Trouble looms when two girls at a New York prep school form a friendship across lines of race and class.

Maria Anís Rosario is a scholarship student and one of only two girls who travel from Queens to attend Bell Seminary on the Upper East Side. Her mother cleans houses, her father has just lost his job, and with the family struggling to make ends meet, there’s little enthusiasm for her big college dreams. Among the other disappointments crowding into her life, her first experience of sex with her boyfriend, Andres, concludes with his telling her she moves “like a corpse.” Then along comes a girl named Rocky, virtually sparkling with privilege and attitude. Though Rachelle “Rocky” Albrecht is one of the wealthy majority at Bell Seminary, she’s not like the other girls in their ballet flats and Tiffany heart necklaces. She comes to class wearing dark sunglasses with a pack of cigarettes in her pocket and a Planned Parenthood sticker on her laptop; she “use[s] her wealth to circumvent rules.” When Rocky casually announces she has a “friend crush” on Maria and invites her back to the palatial apartment overlooking Central Park where she has been virtually abandoned by her warring parents, Maria is in for many shocks, among them Rocky’s generosity, her casual cruelty, and her ignorant racism. Both girls find reasons to resent each other but keep these hidden as they maneuver to fill their own needs. When Rocky’s family takes Maria with them on a trip to Vegas, the stakes get higher. What happens in Vegas doesn’t stay in Vegas this time.

Bristling with adolescent insecurities, sexual tension, and status consciousness, Jimenez’s debut is a natural for both adult and teen readers.

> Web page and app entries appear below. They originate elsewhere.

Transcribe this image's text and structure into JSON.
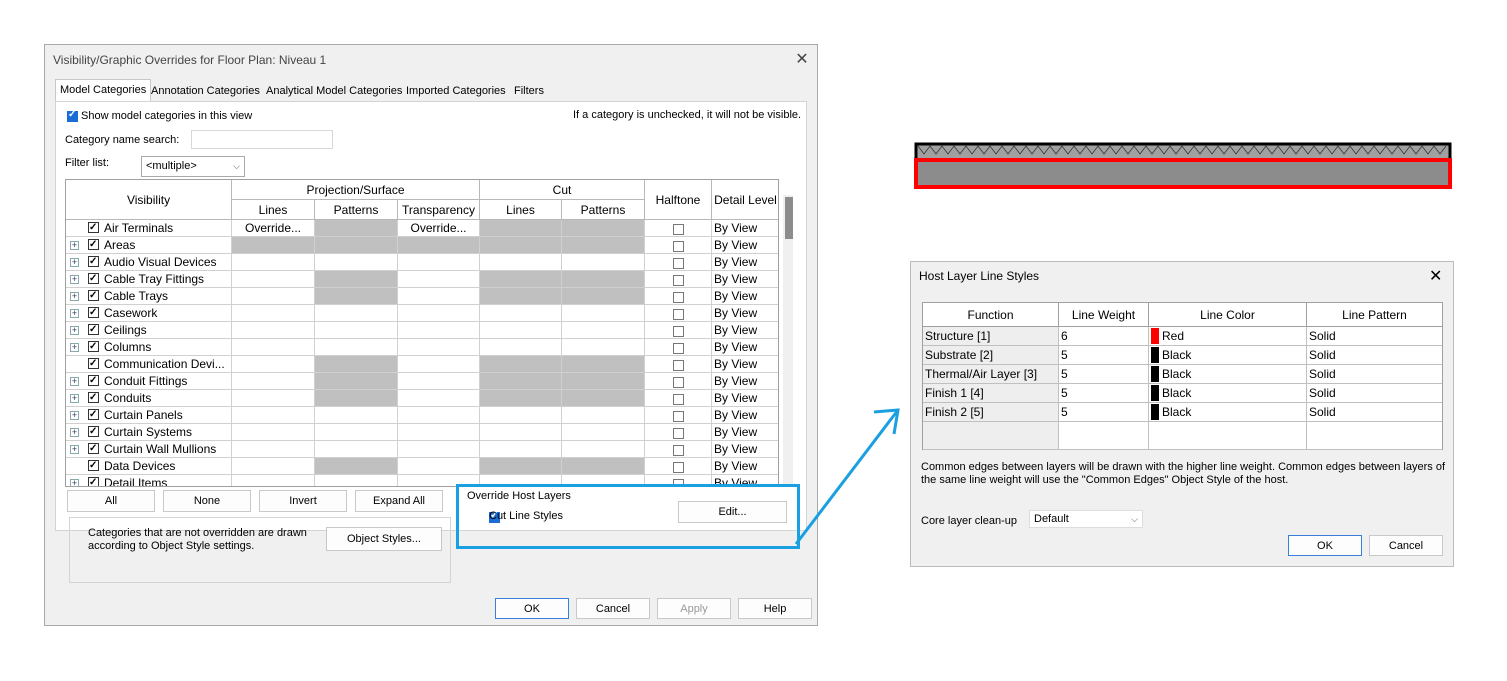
{
  "vg_dialog": {
    "title": "Visibility/Graphic Overrides for Floor Plan: Niveau 1",
    "close": "✕",
    "tabs": [
      "Model Categories",
      "Annotation Categories",
      "Analytical Model Categories",
      "Imported Categories",
      "Filters"
    ],
    "show_model_label": "Show model categories in this view",
    "hint": "If a category is unchecked, it will not be visible.",
    "search_label": "Category name search:",
    "filter_label": "Filter list:",
    "filter_value": "<multiple>",
    "headers": {
      "visibility": "Visibility",
      "projection": "Projection/Surface",
      "cut": "Cut",
      "lines": "Lines",
      "patterns": "Patterns",
      "transparency": "Transparency",
      "halftone": "Halftone",
      "detail_level": "Detail Level"
    },
    "rows": [
      {
        "name": "Air Terminals",
        "expand": false,
        "lines": "Override...",
        "transparency": "Override...",
        "detail": "By View"
      },
      {
        "name": "Areas",
        "expand": true,
        "lines": "",
        "transparency": "",
        "detail": "By View"
      },
      {
        "name": "Audio Visual Devices",
        "expand": true,
        "lines": "",
        "transparency": "",
        "detail": "By View"
      },
      {
        "name": "Cable Tray Fittings",
        "expand": true,
        "lines": "",
        "transparency": "",
        "detail": "By View"
      },
      {
        "name": "Cable Trays",
        "expand": true,
        "lines": "",
        "transparency": "",
        "detail": "By View"
      },
      {
        "name": "Casework",
        "expand": true,
        "lines": "",
        "transparency": "",
        "detail": "By View"
      },
      {
        "name": "Ceilings",
        "expand": true,
        "lines": "",
        "transparency": "",
        "detail": "By View"
      },
      {
        "name": "Columns",
        "expand": true,
        "lines": "",
        "transparency": "",
        "detail": "By View"
      },
      {
        "name": "Communication Devi...",
        "expand": false,
        "lines": "",
        "transparency": "",
        "detail": "By View"
      },
      {
        "name": "Conduit Fittings",
        "expand": true,
        "lines": "",
        "transparency": "",
        "detail": "By View"
      },
      {
        "name": "Conduits",
        "expand": true,
        "lines": "",
        "transparency": "",
        "detail": "By View"
      },
      {
        "name": "Curtain Panels",
        "expand": true,
        "lines": "",
        "transparency": "",
        "detail": "By View"
      },
      {
        "name": "Curtain Systems",
        "expand": true,
        "lines": "",
        "transparency": "",
        "detail": "By View"
      },
      {
        "name": "Curtain Wall Mullions",
        "expand": true,
        "lines": "",
        "transparency": "",
        "detail": "By View"
      },
      {
        "name": "Data Devices",
        "expand": false,
        "lines": "",
        "transparency": "",
        "detail": "By View"
      },
      {
        "name": "Detail Items",
        "expand": true,
        "lines": "",
        "transparency": "",
        "detail": "By View"
      }
    ],
    "buttons": {
      "all": "All",
      "none": "None",
      "invert": "Invert",
      "expand_all": "Expand All"
    },
    "object_styles_note": "Categories that are not overridden are drawn according to Object Style settings.",
    "object_styles_button": "Object Styles...",
    "override_host_title": "Override Host Layers",
    "cut_line_styles_label": "Cut Line Styles",
    "edit_button": "Edit...",
    "ok": "OK",
    "cancel": "Cancel",
    "apply": "Apply",
    "help": "Help"
  },
  "host_dialog": {
    "title": "Host Layer Line Styles",
    "close": "✕",
    "headers": [
      "Function",
      "Line Weight",
      "Line Color",
      "Line Pattern"
    ],
    "rows": [
      {
        "function": "Structure [1]",
        "weight": "6",
        "color": "Red",
        "color_hex": "#ff0000",
        "pattern": "Solid"
      },
      {
        "function": "Substrate [2]",
        "weight": "5",
        "color": "Black",
        "color_hex": "#000000",
        "pattern": "Solid"
      },
      {
        "function": "Thermal/Air Layer [3]",
        "weight": "5",
        "color": "Black",
        "color_hex": "#000000",
        "pattern": "Solid"
      },
      {
        "function": "Finish 1 [4]",
        "weight": "5",
        "color": "Black",
        "color_hex": "#000000",
        "pattern": "Solid"
      },
      {
        "function": "Finish 2 [5]",
        "weight": "5",
        "color": "Black",
        "color_hex": "#000000",
        "pattern": "Solid"
      }
    ],
    "note": "Common edges between layers will be drawn with the higher line weight.  Common edges between layers of the same line weight will use the \"Common Edges\" Object Style of the host.",
    "core_label": "Core layer clean-up",
    "core_value": "Default",
    "ok": "OK",
    "cancel": "Cancel"
  },
  "colors": {
    "highlight": "#1aa0e0",
    "override_gray": "#c0c0c0",
    "structure_red": "#ff0000"
  }
}
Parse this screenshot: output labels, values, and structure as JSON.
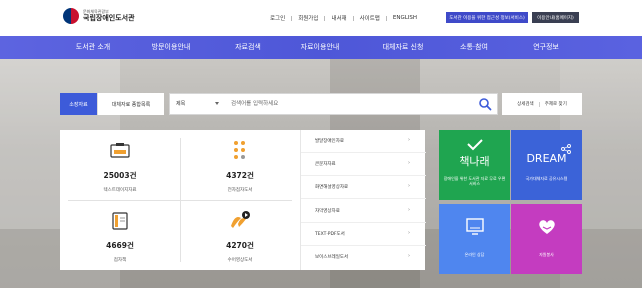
{
  "header": {
    "logo_sub": "문화체육관광부",
    "logo_title": "국립장애인도서관",
    "util_links": [
      "로그인",
      "회원가입",
      "내서재",
      "사이트맵",
      "ENGLISH"
    ],
    "util_btn_1": "도서관 이용을 위한 접근성 정보(서비스)",
    "util_btn_2": "이용안내(홈페이지)"
  },
  "nav": {
    "items": [
      "도서관 소개",
      "방문이용안내",
      "자료검색",
      "자료이용안내",
      "대체자료 신청",
      "소통·참여",
      "연구정보"
    ]
  },
  "search": {
    "tab_active": "소장자료",
    "tab_other": "대체자료 종합목록",
    "select_label": "제목",
    "placeholder": "검색어를 입력하세요",
    "side_links": [
      "상세검색",
      "주제로 찾기"
    ]
  },
  "stats": [
    {
      "count": "25003건",
      "label": "텍스트데이지자료",
      "icon": "daisy-icon"
    },
    {
      "count": "4372건",
      "label": "전자점자도서",
      "icon": "braille-icon"
    },
    {
      "count": "4669건",
      "label": "점자책",
      "icon": "book-icon"
    },
    {
      "count": "4270건",
      "label": "수어영상도서",
      "icon": "sign-video-icon"
    }
  ],
  "list": {
    "items": [
      "발달장애인자료",
      "큰문자자료",
      "화면해설영상자료",
      "자막영상자료",
      "TEXT·PDF도서",
      "보이스브레일도서"
    ],
    "arrow": "›"
  },
  "tiles": [
    {
      "title": "책나래",
      "sub": "장애인을 위한 도서관 자료 무료 우편서비스",
      "color": "#1fa550"
    },
    {
      "title": "DREAM",
      "sub": "국가대체자료 공유시스템",
      "color": "#3b63d8"
    },
    {
      "title": "",
      "sub": "온라인 상담",
      "color": "#4f86ef"
    },
    {
      "title": "",
      "sub": "자원봉사",
      "color": "#c43cc0"
    }
  ]
}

Pub Date: Aug. 1st, 2019
ISBN: 978-1-5420-0374-2
Page count: 300pp
Publisher: Little A
Review Posted Online:
Kirkus Reviews Issue: Aug. 1st, 2019